Work instruction => The answer must be a single number: how many lines in the records below contain the word "icon".

Input data =>
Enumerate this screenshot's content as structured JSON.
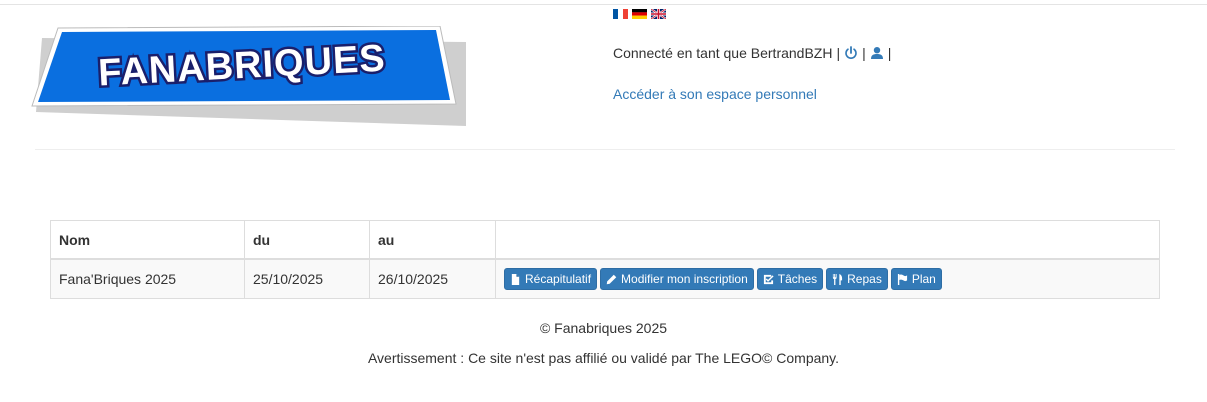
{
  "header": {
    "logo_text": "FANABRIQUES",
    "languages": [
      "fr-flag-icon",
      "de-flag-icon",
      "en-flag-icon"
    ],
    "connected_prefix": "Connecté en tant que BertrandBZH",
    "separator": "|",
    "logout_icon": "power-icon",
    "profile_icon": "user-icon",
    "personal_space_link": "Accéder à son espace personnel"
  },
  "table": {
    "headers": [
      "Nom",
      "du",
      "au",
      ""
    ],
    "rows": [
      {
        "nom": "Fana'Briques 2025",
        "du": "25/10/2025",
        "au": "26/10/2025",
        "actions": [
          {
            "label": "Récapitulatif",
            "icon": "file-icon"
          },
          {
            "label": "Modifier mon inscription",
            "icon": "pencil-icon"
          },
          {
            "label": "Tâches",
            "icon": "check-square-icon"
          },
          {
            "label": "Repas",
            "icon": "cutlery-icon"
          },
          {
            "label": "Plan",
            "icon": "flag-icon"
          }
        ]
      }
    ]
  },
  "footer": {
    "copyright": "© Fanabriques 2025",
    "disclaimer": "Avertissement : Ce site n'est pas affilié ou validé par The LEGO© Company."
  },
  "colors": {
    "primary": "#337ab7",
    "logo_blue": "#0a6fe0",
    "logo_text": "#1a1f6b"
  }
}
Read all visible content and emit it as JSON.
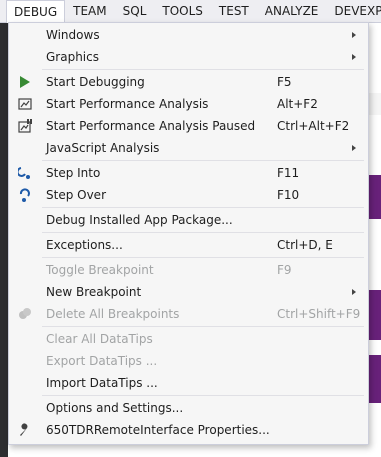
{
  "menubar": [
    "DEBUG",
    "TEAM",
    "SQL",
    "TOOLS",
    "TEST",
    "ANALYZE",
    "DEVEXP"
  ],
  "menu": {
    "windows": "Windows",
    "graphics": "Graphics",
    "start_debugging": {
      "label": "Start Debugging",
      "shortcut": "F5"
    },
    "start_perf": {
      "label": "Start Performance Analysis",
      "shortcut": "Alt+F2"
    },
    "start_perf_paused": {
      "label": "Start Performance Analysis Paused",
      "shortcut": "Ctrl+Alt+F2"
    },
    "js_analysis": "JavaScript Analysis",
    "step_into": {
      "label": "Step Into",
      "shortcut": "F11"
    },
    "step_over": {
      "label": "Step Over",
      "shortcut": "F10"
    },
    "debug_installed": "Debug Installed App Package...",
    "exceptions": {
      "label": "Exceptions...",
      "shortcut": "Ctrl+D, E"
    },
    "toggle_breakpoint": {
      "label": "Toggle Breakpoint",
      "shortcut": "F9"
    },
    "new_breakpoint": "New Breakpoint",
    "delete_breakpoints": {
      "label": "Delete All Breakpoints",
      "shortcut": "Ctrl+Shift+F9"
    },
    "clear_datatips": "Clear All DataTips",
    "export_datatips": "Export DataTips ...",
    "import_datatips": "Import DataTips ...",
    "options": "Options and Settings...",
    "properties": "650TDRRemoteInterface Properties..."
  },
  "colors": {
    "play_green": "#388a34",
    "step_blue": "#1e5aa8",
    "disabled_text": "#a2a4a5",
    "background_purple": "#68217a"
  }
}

Exercise response => 10